Pepperidge Farm Deli Flats, Soft 100% Whole Wheat
We've always been fans of portion-controlled options, but that doesn't mean all small sandwich rolls are safe bets. Pepperidge Farm's offering contains the artificial sweetener sucralose, an ingredient known to impede your gut's ability to fend off weight-gain-inducing inflammation.
Sara Lee Italian Bread
If you want to avoid having a bloated belly after your lunch, don't bother with Sara Lee's Italian Bread, which is one of the highest-sodium slices on the market.
Arnold Whole Grains: Double Protein
Bakeries don't need to add "wheat protein isolate" to increase their bread's protein content. In fact, they just need to add whole-grain ingredients like flaxseed, sunflower seeds, pumpkin seeds, and sesame seeds to get more protein, fiber and micronutrients. See our choice in this roundup of best and worst store-bought breads.
La Brea Bakery Telera Roll

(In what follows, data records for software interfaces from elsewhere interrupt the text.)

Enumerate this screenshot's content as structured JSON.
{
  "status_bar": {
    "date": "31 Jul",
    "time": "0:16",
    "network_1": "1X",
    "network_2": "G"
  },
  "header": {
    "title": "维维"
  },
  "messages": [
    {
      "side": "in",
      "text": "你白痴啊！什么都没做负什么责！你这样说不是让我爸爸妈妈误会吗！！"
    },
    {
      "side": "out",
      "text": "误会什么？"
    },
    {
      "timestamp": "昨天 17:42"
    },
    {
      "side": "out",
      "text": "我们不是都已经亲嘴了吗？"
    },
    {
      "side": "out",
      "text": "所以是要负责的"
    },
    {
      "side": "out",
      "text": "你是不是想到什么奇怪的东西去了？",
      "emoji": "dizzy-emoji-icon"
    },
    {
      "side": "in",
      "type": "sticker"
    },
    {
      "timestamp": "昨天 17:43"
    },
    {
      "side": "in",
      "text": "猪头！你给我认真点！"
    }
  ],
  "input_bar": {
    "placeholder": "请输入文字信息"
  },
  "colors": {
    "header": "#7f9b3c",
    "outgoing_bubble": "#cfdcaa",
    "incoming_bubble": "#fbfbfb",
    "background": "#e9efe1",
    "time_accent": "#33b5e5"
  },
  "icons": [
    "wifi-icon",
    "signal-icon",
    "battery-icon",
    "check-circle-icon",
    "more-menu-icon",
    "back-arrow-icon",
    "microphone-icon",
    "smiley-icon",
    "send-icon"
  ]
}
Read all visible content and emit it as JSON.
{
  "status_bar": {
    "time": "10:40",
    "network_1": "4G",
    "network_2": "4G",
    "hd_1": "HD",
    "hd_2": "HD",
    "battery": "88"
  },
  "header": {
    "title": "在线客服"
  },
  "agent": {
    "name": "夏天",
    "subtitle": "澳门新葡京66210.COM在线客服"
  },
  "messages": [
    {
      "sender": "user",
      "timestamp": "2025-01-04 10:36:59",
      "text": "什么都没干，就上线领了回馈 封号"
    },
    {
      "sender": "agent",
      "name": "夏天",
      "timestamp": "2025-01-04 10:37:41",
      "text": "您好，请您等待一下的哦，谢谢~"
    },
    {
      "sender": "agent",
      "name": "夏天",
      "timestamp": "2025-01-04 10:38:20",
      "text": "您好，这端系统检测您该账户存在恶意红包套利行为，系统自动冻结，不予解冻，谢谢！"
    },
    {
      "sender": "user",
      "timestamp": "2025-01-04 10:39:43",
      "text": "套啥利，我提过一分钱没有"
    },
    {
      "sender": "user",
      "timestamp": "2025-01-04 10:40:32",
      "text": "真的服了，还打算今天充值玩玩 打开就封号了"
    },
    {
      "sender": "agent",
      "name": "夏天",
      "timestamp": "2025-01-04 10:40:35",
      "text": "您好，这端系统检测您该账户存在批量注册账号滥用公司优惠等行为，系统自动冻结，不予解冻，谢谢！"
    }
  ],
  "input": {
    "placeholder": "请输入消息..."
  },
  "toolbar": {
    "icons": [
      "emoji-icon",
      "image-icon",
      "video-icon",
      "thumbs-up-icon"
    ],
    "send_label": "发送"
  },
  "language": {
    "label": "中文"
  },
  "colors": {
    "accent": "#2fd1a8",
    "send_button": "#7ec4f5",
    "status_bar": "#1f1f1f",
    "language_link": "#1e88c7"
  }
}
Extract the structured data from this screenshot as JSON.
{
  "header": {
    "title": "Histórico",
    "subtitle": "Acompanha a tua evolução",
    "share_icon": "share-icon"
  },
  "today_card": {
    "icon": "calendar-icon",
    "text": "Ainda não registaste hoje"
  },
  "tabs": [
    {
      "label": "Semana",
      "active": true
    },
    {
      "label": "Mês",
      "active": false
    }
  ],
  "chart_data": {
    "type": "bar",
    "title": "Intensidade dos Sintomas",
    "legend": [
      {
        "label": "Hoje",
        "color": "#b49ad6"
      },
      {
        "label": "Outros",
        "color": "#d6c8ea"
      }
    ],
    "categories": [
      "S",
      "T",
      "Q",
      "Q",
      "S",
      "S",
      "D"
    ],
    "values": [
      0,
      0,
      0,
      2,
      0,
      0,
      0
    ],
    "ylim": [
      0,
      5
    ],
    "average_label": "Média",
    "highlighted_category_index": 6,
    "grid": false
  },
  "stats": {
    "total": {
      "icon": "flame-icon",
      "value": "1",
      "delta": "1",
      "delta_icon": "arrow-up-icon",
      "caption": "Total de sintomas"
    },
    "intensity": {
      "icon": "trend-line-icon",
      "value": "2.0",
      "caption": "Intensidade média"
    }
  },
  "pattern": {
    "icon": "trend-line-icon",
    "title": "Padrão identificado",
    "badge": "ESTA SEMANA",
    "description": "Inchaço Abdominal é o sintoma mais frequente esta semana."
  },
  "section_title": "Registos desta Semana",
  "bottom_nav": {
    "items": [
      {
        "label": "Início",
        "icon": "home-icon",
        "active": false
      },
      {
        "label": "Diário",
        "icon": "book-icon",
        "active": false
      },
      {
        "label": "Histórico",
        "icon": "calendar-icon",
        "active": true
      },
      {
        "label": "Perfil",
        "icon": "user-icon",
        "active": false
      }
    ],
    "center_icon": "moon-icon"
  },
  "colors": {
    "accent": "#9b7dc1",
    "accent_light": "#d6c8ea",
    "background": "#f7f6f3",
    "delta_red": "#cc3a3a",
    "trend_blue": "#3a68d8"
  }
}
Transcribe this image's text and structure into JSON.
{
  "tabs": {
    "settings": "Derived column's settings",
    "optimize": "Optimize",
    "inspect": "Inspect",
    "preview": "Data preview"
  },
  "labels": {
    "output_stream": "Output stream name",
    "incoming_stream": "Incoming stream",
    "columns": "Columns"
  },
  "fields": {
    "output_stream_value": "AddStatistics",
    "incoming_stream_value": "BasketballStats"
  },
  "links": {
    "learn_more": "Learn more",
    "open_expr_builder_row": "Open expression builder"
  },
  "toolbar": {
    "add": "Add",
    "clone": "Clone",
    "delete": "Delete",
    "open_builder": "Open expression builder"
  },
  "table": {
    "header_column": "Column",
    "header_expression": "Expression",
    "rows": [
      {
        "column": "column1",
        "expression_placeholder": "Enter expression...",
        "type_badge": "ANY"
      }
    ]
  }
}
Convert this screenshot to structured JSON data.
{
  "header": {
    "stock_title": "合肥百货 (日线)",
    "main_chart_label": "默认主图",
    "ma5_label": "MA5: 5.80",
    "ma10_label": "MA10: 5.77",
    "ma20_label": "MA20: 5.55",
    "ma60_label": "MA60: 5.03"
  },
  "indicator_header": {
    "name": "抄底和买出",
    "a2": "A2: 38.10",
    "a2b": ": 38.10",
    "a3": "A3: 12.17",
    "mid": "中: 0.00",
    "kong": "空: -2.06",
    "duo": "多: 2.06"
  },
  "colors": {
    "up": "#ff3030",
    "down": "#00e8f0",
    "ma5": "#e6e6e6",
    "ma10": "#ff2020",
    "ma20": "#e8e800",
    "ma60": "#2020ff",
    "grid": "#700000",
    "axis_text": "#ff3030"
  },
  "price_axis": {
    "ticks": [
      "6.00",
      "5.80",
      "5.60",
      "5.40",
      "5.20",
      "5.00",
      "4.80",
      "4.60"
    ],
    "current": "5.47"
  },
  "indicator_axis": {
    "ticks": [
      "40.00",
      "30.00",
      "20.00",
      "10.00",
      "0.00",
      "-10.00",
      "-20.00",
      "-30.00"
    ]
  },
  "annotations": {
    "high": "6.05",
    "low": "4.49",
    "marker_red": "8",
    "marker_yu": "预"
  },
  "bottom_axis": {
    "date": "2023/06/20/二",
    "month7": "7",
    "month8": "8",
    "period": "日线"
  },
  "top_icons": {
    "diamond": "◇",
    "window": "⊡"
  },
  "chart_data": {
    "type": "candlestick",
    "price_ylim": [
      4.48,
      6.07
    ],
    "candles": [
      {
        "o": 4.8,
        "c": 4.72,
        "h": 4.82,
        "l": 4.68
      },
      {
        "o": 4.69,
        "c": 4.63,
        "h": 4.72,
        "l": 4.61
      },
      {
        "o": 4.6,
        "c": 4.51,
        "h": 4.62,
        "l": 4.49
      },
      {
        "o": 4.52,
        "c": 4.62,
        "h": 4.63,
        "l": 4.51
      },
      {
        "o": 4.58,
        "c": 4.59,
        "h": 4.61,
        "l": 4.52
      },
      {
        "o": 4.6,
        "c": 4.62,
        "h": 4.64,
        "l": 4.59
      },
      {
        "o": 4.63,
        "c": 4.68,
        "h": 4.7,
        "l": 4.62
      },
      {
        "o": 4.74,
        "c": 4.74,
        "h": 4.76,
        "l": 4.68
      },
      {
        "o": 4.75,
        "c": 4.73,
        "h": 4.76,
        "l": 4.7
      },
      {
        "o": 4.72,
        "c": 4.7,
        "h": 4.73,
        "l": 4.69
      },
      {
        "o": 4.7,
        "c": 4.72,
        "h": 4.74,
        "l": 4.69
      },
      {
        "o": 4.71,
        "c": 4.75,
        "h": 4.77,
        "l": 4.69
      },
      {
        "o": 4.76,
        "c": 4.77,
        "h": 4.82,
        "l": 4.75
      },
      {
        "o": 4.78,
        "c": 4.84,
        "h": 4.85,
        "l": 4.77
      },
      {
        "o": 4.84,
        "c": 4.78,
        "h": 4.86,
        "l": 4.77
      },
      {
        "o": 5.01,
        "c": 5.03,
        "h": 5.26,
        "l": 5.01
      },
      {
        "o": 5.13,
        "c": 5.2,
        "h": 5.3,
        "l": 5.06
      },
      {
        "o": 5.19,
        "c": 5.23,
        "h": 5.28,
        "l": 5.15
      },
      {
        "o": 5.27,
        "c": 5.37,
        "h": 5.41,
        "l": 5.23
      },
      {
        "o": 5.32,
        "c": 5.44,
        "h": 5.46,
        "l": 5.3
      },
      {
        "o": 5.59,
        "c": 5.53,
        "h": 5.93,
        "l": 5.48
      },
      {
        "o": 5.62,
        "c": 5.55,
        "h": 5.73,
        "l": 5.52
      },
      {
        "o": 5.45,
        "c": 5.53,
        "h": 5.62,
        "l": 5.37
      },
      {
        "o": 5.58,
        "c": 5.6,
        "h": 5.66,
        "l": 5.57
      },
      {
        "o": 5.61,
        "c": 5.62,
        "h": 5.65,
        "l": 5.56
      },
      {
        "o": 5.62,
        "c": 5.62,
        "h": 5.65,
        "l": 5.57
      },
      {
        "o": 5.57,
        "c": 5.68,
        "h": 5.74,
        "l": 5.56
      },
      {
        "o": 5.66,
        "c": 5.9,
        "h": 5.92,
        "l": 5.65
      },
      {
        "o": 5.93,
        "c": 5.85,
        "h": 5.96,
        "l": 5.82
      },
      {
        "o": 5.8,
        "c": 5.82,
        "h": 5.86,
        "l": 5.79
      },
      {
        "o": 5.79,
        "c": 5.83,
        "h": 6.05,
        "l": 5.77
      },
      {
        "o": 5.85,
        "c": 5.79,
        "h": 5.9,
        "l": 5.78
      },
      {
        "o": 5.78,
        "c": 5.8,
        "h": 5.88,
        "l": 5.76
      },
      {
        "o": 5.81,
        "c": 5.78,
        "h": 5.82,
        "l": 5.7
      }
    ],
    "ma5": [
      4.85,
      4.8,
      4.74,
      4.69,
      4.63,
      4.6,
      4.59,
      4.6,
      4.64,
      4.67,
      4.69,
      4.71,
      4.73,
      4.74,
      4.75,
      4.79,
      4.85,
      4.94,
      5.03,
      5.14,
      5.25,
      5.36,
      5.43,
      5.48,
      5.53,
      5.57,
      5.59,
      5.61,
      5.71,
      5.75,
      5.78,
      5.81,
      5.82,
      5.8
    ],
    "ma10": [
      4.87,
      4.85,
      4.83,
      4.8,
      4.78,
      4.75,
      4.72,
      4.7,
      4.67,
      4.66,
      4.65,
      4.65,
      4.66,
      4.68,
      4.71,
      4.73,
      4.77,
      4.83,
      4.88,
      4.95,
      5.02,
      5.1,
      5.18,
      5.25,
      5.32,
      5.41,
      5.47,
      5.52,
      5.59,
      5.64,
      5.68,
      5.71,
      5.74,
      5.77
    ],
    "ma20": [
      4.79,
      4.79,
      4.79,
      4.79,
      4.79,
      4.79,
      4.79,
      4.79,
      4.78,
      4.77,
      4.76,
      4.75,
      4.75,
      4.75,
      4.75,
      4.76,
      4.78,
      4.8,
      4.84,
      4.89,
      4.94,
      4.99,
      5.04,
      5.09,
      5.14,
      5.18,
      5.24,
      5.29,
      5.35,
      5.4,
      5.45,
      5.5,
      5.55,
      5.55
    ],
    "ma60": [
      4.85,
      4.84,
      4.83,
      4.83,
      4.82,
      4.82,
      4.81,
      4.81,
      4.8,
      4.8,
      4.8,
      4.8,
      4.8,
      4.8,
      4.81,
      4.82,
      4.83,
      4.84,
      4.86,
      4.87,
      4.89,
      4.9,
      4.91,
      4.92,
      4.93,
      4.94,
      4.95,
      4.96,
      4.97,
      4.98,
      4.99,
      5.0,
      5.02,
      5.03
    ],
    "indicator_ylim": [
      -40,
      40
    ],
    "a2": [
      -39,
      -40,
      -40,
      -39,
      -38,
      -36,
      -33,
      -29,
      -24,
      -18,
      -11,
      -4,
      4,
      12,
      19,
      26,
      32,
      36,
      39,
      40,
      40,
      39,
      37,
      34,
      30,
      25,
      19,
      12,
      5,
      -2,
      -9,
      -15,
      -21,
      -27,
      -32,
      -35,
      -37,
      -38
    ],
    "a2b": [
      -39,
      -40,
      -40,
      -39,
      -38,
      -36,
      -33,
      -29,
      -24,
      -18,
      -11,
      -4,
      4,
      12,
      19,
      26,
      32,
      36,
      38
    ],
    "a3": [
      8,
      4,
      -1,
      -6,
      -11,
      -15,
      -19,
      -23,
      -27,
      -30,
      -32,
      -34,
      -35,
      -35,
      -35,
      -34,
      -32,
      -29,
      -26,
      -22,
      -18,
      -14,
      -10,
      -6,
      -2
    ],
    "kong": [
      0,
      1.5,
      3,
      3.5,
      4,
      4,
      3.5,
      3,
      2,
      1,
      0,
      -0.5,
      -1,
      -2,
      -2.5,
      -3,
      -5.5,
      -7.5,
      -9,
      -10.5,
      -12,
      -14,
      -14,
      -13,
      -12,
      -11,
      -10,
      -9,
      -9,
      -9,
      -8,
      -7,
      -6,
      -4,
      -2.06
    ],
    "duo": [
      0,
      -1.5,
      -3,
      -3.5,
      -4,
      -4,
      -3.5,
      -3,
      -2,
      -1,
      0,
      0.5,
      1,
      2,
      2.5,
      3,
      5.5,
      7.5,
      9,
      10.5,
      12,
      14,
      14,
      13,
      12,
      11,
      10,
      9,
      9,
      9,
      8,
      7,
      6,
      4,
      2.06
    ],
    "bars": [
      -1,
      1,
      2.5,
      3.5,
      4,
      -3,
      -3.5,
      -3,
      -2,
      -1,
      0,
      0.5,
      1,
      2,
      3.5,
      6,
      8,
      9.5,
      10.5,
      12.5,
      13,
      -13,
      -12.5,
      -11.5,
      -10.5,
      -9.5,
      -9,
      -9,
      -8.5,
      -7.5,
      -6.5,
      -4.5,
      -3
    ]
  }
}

A 2-ounce layer of Black Forest Ham deli meat (about four slices) would ring in at 760 milligrams of sodium. Pair it with this ciabatta roll from La Brea Bakery and a tablespoon of Heinz Yellow Mustard, and your sandwich would total 1,500 milligrams of sodium—that's 65 percent of what the USDA recommends you consume in an entire day. If you're watching your blood pressure levels, it's best to back off. Otherwise, it's made with reasonable ingredients (and tastes pretty good), so remember to drink a couple of glasses of water with your lunch to help flush out the extra sodium.